- EXERCISE DETAILS -
Your answer must be every line of the data below that holds the string "values", copied exactly.

====

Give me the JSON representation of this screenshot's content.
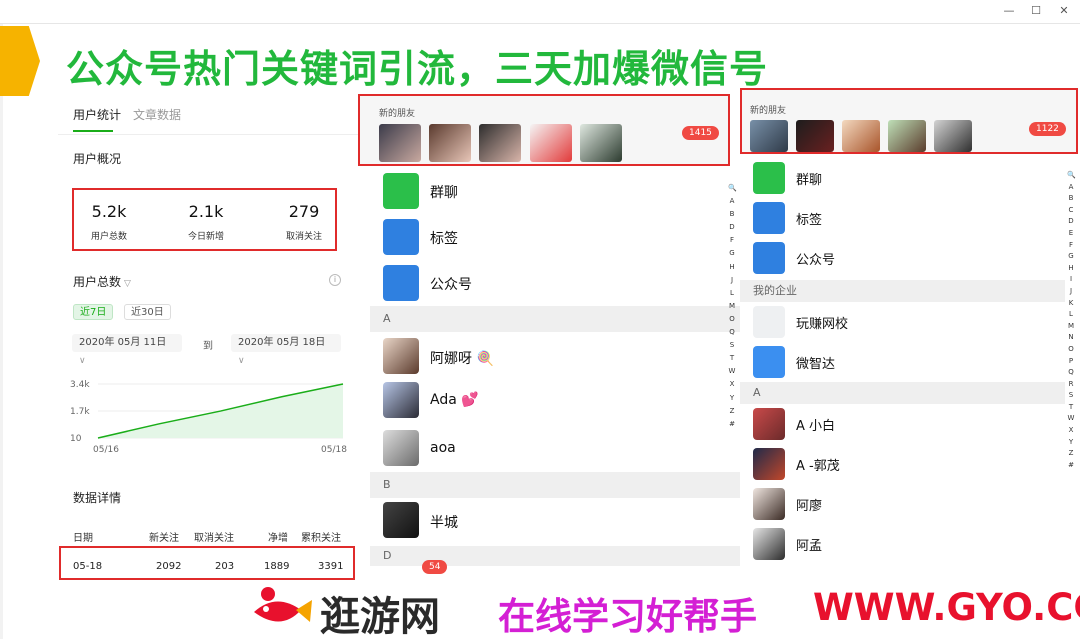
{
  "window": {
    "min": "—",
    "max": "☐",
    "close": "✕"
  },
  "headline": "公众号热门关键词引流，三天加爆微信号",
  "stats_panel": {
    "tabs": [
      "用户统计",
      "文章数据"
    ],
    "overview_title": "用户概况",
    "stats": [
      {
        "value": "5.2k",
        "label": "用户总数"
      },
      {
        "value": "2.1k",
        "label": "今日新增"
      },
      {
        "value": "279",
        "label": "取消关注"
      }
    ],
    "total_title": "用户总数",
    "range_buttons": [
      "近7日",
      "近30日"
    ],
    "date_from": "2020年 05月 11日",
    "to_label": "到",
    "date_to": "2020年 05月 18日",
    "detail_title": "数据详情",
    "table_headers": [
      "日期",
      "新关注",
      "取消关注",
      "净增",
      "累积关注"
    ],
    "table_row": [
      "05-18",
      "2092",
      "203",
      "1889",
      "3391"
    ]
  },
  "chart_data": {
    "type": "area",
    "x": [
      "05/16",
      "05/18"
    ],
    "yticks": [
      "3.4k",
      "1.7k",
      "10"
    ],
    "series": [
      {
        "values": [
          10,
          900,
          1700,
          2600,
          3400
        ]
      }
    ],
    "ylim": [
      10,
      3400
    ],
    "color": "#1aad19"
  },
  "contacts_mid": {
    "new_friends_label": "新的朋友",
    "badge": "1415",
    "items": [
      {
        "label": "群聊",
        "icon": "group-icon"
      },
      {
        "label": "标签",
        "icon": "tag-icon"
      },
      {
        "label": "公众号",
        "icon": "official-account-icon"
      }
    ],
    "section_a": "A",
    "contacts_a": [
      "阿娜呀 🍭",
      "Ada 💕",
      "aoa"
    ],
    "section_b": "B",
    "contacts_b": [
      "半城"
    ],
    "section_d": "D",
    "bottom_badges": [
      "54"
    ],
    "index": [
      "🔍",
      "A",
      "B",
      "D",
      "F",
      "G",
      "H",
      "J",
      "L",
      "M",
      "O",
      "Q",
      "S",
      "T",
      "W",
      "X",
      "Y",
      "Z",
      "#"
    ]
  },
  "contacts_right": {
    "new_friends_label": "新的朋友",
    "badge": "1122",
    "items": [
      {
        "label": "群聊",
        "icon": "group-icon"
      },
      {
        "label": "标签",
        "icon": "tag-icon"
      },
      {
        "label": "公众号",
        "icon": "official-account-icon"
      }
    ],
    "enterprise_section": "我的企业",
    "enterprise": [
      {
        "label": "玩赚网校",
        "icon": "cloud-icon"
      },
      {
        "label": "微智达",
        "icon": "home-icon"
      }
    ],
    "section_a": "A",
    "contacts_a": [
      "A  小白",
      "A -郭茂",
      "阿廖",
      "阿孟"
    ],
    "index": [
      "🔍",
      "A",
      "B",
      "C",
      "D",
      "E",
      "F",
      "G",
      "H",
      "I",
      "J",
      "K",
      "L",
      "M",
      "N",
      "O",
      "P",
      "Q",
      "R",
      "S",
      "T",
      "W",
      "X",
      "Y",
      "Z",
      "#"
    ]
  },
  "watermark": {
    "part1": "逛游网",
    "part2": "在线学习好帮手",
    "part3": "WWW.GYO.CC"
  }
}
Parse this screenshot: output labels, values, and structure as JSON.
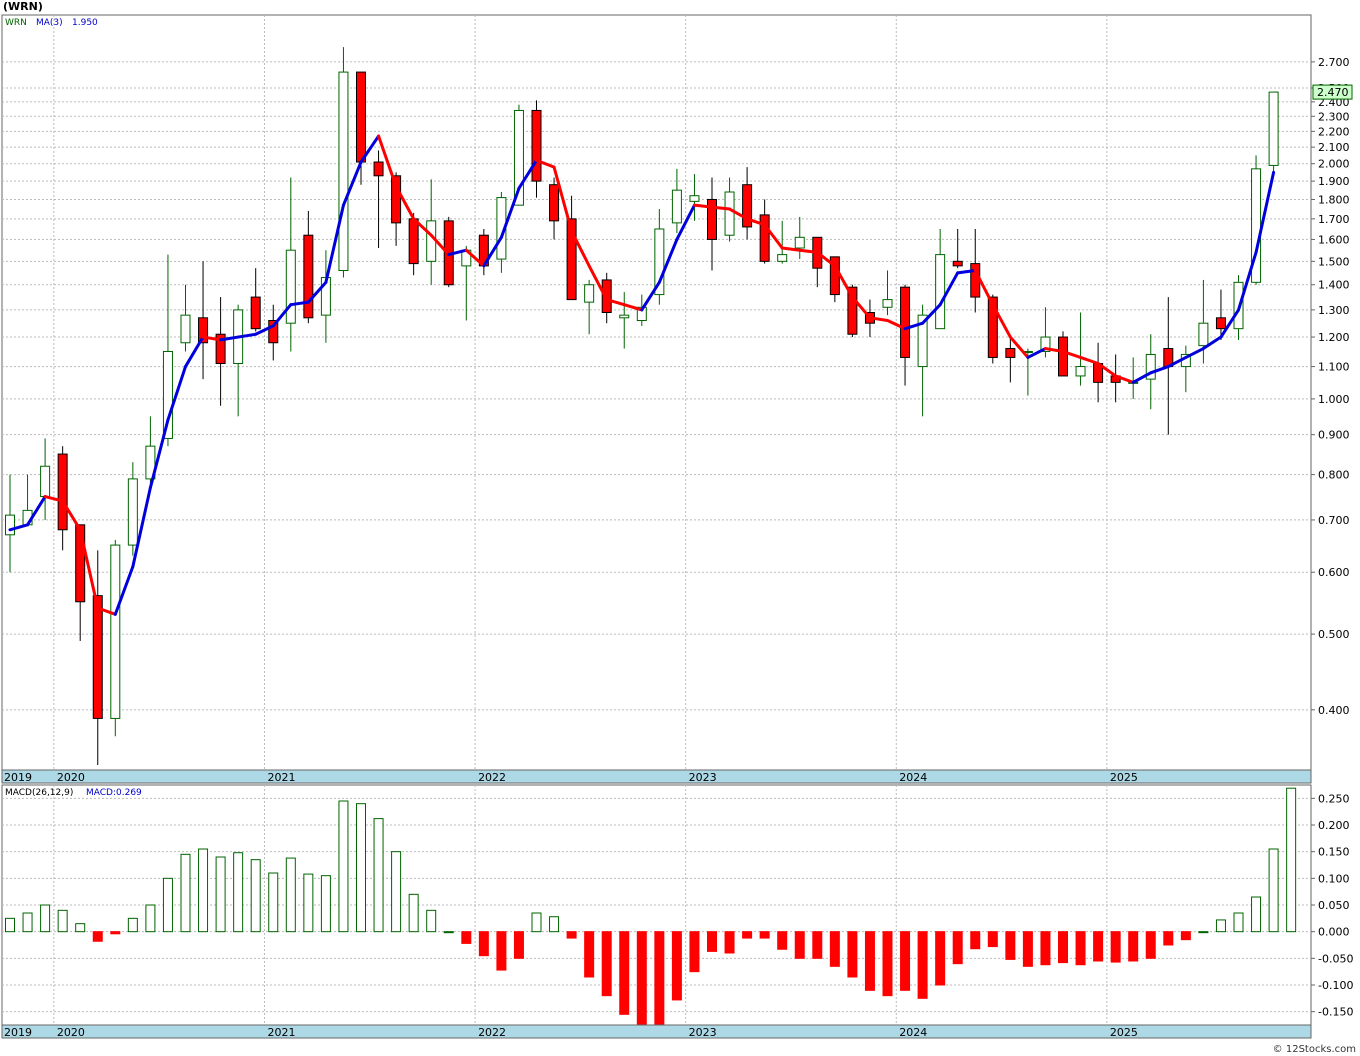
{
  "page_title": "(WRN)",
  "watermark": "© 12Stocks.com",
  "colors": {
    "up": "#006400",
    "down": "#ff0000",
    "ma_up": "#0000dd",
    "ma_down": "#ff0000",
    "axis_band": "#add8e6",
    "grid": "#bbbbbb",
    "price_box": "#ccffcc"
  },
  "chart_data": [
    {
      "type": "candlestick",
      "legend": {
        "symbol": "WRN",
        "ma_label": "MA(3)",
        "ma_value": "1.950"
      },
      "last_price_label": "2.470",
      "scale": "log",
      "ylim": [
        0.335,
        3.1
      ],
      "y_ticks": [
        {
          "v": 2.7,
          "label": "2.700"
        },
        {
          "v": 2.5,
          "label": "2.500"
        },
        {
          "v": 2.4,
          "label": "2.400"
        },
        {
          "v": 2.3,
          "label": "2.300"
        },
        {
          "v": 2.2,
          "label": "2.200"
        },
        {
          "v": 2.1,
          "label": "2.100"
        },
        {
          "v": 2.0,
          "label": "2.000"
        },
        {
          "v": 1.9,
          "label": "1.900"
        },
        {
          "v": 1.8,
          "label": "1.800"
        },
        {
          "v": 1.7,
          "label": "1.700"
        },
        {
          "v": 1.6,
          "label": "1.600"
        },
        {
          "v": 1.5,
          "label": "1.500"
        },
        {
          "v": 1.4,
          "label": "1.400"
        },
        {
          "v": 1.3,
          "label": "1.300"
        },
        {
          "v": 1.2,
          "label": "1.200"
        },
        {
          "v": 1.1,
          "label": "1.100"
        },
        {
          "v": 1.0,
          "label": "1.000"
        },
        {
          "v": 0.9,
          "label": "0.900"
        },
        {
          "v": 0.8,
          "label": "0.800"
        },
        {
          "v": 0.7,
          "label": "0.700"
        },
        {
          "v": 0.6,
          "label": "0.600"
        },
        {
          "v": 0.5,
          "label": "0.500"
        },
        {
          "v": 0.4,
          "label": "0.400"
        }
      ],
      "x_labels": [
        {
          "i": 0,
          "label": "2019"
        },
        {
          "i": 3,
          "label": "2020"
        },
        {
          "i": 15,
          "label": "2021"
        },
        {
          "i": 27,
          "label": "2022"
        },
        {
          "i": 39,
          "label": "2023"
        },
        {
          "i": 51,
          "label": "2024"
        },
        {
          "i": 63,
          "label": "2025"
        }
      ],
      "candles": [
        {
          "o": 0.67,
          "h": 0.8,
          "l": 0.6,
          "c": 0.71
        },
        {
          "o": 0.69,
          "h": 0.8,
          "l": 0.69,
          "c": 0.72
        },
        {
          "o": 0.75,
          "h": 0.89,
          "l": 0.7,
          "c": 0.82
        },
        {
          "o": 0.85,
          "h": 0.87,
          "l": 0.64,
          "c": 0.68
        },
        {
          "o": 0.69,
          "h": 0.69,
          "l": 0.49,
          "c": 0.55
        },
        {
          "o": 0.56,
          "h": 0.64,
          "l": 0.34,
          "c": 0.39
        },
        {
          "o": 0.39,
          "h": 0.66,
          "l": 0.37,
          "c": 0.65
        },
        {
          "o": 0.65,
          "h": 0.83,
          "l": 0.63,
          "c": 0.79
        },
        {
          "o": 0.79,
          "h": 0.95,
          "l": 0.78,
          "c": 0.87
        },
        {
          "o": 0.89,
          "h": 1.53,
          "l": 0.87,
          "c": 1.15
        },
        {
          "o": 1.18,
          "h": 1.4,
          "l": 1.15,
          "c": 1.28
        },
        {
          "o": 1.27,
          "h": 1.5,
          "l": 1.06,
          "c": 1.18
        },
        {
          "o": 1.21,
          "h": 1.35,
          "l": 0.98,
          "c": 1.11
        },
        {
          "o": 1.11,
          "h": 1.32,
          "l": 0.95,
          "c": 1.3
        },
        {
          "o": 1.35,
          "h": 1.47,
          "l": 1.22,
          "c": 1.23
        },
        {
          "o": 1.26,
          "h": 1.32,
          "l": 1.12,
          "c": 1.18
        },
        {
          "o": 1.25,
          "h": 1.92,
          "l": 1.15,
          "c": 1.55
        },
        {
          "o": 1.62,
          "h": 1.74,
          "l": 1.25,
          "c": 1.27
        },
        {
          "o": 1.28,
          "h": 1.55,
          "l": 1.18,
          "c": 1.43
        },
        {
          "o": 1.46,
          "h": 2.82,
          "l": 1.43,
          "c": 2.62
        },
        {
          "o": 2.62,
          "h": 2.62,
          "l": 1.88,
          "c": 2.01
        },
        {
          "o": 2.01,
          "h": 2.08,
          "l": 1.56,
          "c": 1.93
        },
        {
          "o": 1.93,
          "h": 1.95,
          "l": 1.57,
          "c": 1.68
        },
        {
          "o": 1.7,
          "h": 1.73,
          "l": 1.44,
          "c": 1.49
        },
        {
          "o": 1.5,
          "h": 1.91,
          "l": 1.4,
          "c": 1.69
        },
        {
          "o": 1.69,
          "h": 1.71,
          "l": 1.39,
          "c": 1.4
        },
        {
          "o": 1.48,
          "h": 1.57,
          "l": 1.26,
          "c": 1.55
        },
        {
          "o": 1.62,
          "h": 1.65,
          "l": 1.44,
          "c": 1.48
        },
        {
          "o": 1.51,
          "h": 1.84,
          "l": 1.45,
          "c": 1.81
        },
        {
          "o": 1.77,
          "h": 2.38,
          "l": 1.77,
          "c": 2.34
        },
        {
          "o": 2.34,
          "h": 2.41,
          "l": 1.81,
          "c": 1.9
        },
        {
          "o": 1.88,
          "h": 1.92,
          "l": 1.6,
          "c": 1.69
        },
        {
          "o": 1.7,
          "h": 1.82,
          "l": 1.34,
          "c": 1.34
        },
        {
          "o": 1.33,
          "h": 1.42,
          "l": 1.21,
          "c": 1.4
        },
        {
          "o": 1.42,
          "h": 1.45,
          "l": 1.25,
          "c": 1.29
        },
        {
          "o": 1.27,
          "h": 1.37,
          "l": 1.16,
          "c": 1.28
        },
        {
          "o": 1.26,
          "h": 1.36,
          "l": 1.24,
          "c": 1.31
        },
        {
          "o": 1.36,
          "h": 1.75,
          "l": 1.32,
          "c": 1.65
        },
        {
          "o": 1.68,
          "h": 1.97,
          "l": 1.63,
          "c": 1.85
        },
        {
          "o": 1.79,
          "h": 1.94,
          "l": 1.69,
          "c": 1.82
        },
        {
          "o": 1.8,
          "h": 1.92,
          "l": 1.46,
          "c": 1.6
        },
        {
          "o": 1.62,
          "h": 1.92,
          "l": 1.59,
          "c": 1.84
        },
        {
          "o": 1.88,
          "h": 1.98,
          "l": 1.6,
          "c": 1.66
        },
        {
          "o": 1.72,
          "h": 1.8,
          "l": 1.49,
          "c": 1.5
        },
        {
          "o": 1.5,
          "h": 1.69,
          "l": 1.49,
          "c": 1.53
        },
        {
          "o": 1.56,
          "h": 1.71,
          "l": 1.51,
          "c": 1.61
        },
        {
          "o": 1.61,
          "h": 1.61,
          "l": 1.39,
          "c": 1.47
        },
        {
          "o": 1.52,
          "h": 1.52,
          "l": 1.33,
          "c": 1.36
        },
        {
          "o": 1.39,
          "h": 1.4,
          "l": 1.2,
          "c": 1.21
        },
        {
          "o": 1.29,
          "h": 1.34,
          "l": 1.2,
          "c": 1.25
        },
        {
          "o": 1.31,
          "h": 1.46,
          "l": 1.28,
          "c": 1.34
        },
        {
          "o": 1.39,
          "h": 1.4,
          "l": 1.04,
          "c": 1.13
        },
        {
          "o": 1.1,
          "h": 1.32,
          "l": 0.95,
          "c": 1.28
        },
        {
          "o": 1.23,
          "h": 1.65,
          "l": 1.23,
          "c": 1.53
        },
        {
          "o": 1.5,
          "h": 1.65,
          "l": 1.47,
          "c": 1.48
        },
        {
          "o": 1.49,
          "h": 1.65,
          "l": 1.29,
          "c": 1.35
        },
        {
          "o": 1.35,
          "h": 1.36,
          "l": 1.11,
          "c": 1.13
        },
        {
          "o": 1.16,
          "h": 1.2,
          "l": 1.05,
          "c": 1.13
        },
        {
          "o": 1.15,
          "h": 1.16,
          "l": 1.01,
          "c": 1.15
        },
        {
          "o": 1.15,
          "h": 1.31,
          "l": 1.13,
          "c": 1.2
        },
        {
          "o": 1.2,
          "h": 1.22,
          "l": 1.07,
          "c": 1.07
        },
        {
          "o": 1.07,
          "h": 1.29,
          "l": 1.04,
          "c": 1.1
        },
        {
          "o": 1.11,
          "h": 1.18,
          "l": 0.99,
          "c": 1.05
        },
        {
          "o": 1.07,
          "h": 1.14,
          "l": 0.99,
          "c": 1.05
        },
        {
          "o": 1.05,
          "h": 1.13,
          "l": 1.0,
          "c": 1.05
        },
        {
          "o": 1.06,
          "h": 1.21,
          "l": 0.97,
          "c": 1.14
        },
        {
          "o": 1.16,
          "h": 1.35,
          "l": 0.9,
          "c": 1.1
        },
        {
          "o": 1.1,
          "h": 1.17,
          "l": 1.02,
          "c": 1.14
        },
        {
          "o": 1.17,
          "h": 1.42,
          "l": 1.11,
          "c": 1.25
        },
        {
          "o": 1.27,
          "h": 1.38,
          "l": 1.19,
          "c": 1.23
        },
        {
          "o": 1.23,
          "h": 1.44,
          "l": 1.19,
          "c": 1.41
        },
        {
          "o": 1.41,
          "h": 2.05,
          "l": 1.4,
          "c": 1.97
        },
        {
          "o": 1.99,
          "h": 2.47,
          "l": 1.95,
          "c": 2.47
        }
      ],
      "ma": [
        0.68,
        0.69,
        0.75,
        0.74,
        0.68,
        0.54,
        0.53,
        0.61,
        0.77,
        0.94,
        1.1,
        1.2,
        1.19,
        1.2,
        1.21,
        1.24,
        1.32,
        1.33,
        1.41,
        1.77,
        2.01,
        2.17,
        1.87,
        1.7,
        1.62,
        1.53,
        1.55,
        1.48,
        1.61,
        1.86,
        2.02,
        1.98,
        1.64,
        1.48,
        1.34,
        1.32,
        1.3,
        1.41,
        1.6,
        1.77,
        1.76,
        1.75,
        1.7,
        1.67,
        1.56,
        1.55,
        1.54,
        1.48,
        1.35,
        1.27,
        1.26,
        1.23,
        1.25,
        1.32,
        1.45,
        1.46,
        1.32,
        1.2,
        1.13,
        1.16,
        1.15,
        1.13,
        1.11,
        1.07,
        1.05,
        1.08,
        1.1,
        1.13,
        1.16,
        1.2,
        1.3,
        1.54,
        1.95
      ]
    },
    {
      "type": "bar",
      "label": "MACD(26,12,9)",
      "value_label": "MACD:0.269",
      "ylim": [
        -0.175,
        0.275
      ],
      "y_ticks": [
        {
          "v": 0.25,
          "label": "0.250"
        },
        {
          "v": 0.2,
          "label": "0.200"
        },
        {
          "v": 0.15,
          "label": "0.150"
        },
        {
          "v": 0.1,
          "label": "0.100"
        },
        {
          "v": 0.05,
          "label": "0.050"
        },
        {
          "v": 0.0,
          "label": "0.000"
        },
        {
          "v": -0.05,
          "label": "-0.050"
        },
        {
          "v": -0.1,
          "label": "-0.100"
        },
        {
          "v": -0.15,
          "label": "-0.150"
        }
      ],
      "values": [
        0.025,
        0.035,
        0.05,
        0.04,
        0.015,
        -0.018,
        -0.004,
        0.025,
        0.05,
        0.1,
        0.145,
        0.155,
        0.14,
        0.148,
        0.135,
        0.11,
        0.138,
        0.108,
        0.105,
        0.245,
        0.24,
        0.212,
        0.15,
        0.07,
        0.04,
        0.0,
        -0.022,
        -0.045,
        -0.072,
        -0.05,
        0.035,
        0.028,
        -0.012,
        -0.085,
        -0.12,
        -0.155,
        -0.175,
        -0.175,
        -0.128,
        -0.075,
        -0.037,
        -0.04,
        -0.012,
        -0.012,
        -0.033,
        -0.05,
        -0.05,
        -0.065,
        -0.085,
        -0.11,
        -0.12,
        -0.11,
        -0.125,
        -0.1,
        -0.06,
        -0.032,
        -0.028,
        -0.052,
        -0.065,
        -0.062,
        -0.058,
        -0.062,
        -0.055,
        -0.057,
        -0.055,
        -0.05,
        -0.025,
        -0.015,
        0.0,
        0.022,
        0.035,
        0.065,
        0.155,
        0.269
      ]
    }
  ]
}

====

- RESPONSE BOX -
        "values": [
Parse this screenshot: output labels, values, and structure as JSON.
      "values": [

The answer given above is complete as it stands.